• Exercise brief: For each line below, write it out exactly as it appears.

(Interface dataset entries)
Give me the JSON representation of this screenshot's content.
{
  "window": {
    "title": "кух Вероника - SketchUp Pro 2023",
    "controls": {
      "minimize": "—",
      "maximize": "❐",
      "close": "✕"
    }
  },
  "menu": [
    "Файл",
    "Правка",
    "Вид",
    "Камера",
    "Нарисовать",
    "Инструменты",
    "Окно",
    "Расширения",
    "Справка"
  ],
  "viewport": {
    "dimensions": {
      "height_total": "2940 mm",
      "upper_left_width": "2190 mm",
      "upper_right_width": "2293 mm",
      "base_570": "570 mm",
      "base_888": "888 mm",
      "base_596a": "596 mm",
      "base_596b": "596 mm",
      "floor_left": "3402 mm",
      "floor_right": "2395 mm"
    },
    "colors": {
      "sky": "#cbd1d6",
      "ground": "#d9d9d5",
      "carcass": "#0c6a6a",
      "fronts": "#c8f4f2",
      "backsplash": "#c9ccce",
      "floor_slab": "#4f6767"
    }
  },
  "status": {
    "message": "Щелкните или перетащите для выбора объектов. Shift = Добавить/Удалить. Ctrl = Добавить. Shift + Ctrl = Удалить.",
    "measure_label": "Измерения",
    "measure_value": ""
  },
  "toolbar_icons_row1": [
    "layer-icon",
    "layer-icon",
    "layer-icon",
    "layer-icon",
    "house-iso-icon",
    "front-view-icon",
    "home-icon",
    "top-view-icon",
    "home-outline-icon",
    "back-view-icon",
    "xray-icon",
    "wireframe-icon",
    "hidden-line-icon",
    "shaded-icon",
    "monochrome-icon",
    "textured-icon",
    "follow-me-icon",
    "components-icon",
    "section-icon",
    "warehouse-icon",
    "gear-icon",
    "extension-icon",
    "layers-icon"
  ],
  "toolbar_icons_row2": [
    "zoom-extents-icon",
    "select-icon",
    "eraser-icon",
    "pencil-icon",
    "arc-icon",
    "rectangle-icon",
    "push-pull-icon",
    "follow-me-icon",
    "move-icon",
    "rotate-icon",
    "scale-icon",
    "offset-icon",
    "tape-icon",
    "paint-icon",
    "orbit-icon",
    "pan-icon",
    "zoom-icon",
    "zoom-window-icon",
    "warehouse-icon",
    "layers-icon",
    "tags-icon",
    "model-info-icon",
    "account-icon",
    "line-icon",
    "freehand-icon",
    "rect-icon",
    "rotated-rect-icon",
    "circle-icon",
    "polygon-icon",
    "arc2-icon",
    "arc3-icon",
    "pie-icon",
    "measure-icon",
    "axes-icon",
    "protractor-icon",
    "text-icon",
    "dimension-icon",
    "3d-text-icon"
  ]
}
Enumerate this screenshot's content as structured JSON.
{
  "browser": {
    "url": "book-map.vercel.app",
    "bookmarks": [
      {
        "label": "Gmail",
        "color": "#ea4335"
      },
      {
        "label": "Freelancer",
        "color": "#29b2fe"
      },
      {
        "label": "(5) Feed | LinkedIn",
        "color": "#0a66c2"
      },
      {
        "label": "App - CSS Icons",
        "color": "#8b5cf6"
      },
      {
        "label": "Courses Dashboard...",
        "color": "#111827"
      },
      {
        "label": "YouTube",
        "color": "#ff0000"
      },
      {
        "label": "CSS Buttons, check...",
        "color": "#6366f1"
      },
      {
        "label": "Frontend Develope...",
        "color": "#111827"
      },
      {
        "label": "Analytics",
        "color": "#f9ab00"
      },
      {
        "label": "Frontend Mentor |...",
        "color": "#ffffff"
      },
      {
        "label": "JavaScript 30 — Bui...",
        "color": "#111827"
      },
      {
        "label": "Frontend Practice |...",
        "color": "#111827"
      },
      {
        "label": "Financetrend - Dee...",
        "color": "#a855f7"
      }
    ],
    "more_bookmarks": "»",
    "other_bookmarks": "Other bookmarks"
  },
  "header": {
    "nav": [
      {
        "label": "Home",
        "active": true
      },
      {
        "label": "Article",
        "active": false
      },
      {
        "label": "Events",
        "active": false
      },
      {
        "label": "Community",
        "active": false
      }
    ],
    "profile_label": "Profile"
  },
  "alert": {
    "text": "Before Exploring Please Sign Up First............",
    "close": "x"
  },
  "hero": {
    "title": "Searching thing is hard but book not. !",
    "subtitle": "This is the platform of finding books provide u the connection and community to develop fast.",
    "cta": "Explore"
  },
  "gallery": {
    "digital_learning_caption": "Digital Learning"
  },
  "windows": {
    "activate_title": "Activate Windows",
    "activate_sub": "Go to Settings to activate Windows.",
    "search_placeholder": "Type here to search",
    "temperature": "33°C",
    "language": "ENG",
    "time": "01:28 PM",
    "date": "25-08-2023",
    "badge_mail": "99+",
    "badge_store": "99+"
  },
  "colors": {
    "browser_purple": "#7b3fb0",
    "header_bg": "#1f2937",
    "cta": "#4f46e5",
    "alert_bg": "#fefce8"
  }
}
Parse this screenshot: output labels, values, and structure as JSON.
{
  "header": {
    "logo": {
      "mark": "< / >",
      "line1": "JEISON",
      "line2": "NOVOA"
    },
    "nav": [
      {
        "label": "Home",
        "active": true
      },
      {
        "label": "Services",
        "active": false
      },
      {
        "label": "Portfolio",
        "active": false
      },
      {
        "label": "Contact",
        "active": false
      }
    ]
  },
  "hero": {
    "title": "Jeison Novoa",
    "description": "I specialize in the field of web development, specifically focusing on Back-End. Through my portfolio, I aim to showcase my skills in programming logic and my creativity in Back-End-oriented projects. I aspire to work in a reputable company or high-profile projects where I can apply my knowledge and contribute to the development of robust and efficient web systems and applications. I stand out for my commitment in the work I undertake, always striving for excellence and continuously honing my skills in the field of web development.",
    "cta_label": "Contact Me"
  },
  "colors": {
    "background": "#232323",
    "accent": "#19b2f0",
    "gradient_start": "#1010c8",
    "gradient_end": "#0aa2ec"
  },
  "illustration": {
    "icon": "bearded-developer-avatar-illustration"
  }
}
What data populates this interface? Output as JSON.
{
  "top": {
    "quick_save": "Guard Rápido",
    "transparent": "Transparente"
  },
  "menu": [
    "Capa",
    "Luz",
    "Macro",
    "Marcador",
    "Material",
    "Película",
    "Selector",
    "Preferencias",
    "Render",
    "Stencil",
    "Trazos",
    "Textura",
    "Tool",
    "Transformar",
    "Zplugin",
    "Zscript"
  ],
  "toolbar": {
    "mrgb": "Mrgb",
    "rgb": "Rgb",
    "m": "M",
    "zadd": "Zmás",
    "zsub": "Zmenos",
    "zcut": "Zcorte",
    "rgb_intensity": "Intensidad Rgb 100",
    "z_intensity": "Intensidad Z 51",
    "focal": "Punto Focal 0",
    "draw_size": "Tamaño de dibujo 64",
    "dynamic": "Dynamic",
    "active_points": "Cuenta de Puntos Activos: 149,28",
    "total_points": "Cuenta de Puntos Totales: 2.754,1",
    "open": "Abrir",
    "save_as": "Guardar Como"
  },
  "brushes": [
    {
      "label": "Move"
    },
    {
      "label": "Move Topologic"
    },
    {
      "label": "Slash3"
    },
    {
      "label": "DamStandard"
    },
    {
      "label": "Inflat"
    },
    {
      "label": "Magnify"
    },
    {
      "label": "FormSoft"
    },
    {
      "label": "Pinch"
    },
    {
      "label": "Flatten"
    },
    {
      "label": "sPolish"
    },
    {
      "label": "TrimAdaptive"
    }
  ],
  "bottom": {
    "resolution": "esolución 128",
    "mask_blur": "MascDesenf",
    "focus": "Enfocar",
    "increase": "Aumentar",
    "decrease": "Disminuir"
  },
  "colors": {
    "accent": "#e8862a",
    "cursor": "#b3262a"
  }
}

• Reply:
Give me the JSON representation of this screenshot's content.
{
  "window": {
    "title": "кух Вероника - SketchUp Pro 2023",
    "controls": {
      "minimize": "—",
      "maximize": "❐",
      "close": "✕"
    }
  },
  "menu": [
    "Файл",
    "Правка",
    "Вид",
    "Камера",
    "Нарисовать",
    "Инструменты",
    "Окно",
    "Расширения",
    "Справка"
  ],
  "viewport": {
    "dimensions": {
      "height_total": "2940 mm",
      "upper_left_width": "2190 mm",
      "upper_right_width": "2293 mm",
      "base_570": "570 mm",
      "base_888": "888 mm",
      "base_596a": "596 mm",
      "base_596b": "596 mm",
      "floor_left": "3402 mm",
      "floor_right": "2395 mm"
    },
    "colors": {
      "sky": "#cbd1d6",
      "ground": "#d9d9d5",
      "carcass": "#0c6a6a",
      "fronts": "#c8f4f2",
      "backsplash": "#c9ccce",
      "floor_slab": "#4f6767"
    }
  },
  "status": {
    "message": "Щелкните или перетащите для выбора объектов. Shift = Добавить/Удалить. Ctrl = Добавить. Shift + Ctrl = Удалить.",
    "measure_label": "Измерения",
    "measure_value": ""
  },
  "toolbar_icons_row1": [
    "layer-icon",
    "layer-icon",
    "layer-icon",
    "layer-icon",
    "house-iso-icon",
    "front-view-icon",
    "home-icon",
    "top-view-icon",
    "home-outline-icon",
    "back-view-icon",
    "xray-icon",
    "wireframe-icon",
    "hidden-line-icon",
    "shaded-icon",
    "monochrome-icon",
    "textured-icon",
    "follow-me-icon",
    "components-icon",
    "section-icon",
    "warehouse-icon",
    "gear-icon",
    "extension-icon",
    "layers-icon"
  ],
  "toolbar_icons_row2": [
    "zoom-extents-icon",
    "select-icon",
    "eraser-icon",
    "pencil-icon",
    "arc-icon",
    "rectangle-icon",
    "push-pull-icon",
    "follow-me-icon",
    "move-icon",
    "rotate-icon",
    "scale-icon",
    "offset-icon",
    "tape-icon",
    "paint-icon",
    "orbit-icon",
    "pan-icon",
    "zoom-icon",
    "zoom-window-icon",
    "warehouse-icon",
    "layers-icon",
    "tags-icon",
    "model-info-icon",
    "account-icon",
    "line-icon",
    "freehand-icon",
    "rect-icon",
    "rotated-rect-icon",
    "circle-icon",
    "polygon-icon",
    "arc2-icon",
    "arc3-icon",
    "pie-icon",
    "measure-icon",
    "axes-icon",
    "protractor-icon",
    "text-icon",
    "dimension-icon",
    "3d-text-icon"
  ]
}
Enumerate this screenshot's content as structured JSON.
{
  "browser": {
    "url": "book-map.vercel.app",
    "bookmarks": [
      {
        "label": "Gmail",
        "color": "#ea4335"
      },
      {
        "label": "Freelancer",
        "color": "#29b2fe"
      },
      {
        "label": "(5) Feed | LinkedIn",
        "color": "#0a66c2"
      },
      {
        "label": "App - CSS Icons",
        "color": "#8b5cf6"
      },
      {
        "label": "Courses Dashboard...",
        "color": "#111827"
      },
      {
        "label": "YouTube",
        "color": "#ff0000"
      },
      {
        "label": "CSS Buttons, check...",
        "color": "#6366f1"
      },
      {
        "label": "Frontend Develope...",
        "color": "#111827"
      },
      {
        "label": "Analytics",
        "color": "#f9ab00"
      },
      {
        "label": "Frontend Mentor |...",
        "color": "#ffffff"
      },
      {
        "label": "JavaScript 30 — Bui...",
        "color": "#111827"
      },
      {
        "label": "Frontend Practice |...",
        "color": "#111827"
      },
      {
        "label": "Financetrend - Dee...",
        "color": "#a855f7"
      }
    ],
    "more_bookmarks": "»",
    "other_bookmarks": "Other bookmarks"
  },
  "header": {
    "nav": [
      {
        "label": "Home",
        "active": true
      },
      {
        "label": "Article",
        "active": false
      },
      {
        "label": "Events",
        "active": false
      },
      {
        "label": "Community",
        "active": false
      }
    ],
    "profile_label": "Profile"
  },
  "alert": {
    "text": "Before Exploring Please Sign Up First............",
    "close": "x"
  },
  "hero": {
    "title": "Searching thing is hard but book not. !",
    "subtitle": "This is the platform of finding books provide u the connection and community to develop fast.",
    "cta": "Explore"
  },
  "gallery": {
    "digital_learning_caption": "Digital Learning"
  },
  "windows": {
    "activate_title": "Activate Windows",
    "activate_sub": "Go to Settings to activate Windows.",
    "search_placeholder": "Type here to search",
    "temperature": "33°C",
    "language": "ENG",
    "time": "01:28 PM",
    "date": "25-08-2023",
    "badge_mail": "99+",
    "badge_store": "99+"
  },
  "colors": {
    "browser_purple": "#7b3fb0",
    "header_bg": "#1f2937",
    "cta": "#4f46e5",
    "alert_bg": "#fefce8"
  }
}
Parse this screenshot: output labels, values, and structure as JSON.
{
  "header": {
    "logo": {
      "mark": "< / >",
      "line1": "JEISON",
      "line2": "NOVOA"
    },
    "nav": [
      {
        "label": "Home",
        "active": true
      },
      {
        "label": "Services",
        "active": false
      },
      {
        "label": "Portfolio",
        "active": false
      },
      {
        "label": "Contact",
        "active": false
      }
    ]
  },
  "hero": {
    "title": "Jeison Novoa",
    "description": "I specialize in the field of web development, specifically focusing on Back-End. Through my portfolio, I aim to showcase my skills in programming logic and my creativity in Back-End-oriented projects. I aspire to work in a reputable company or high-profile projects where I can apply my knowledge and contribute to the development of robust and efficient web systems and applications. I stand out for my commitment in the work I undertake, always striving for excellence and continuously honing my skills in the field of web development.",
    "cta_label": "Contact Me"
  },
  "colors": {
    "background": "#232323",
    "accent": "#19b2f0",
    "gradient_start": "#1010c8",
    "gradient_end": "#0aa2ec"
  },
  "illustration": {
    "icon": "bearded-developer-avatar-illustration"
  }
}
What data populates this interface? Output as JSON.
{
  "top": {
    "quick_save": "Guard Rápido",
    "transparent": "Transparente"
  },
  "menu": [
    "Capa",
    "Luz",
    "Macro",
    "Marcador",
    "Material",
    "Película",
    "Selector",
    "Preferencias",
    "Render",
    "Stencil",
    "Trazos",
    "Textura",
    "Tool",
    "Transformar",
    "Zplugin",
    "Zscript"
  ],
  "toolbar": {
    "mrgb": "Mrgb",
    "rgb": "Rgb",
    "m": "M",
    "zadd": "Zmás",
    "zsub": "Zmenos",
    "zcut": "Zcorte",
    "rgb_intensity": "Intensidad Rgb 100",
    "z_intensity": "Intensidad Z 51",
    "focal": "Punto Focal 0",
    "draw_size": "Tamaño de dibujo 64",
    "dynamic": "Dynamic",
    "active_points": "Cuenta de Puntos Activos: 149,28",
    "total_points": "Cuenta de Puntos Totales: 2.754,1",
    "open": "Abrir",
    "save_as": "Guardar Como"
  },
  "brushes": [
    {
      "label": "Move"
    },
    {
      "label": "Move Topologic"
    },
    {
      "label": "Slash3"
    },
    {
      "label": "DamStandard"
    },
    {
      "label": "Inflat"
    },
    {
      "label": "Magnify"
    },
    {
      "label": "FormSoft"
    },
    {
      "label": "Pinch"
    },
    {
      "label": "Flatten"
    },
    {
      "label": "sPolish"
    },
    {
      "label": "TrimAdaptive"
    }
  ],
  "bottom": {
    "resolution": "esolución 128",
    "mask_blur": "MascDesenf",
    "focus": "Enfocar",
    "increase": "Aumentar",
    "decrease": "Disminuir"
  },
  "colors": {
    "accent": "#e8862a",
    "cursor": "#b3262a"
  }
}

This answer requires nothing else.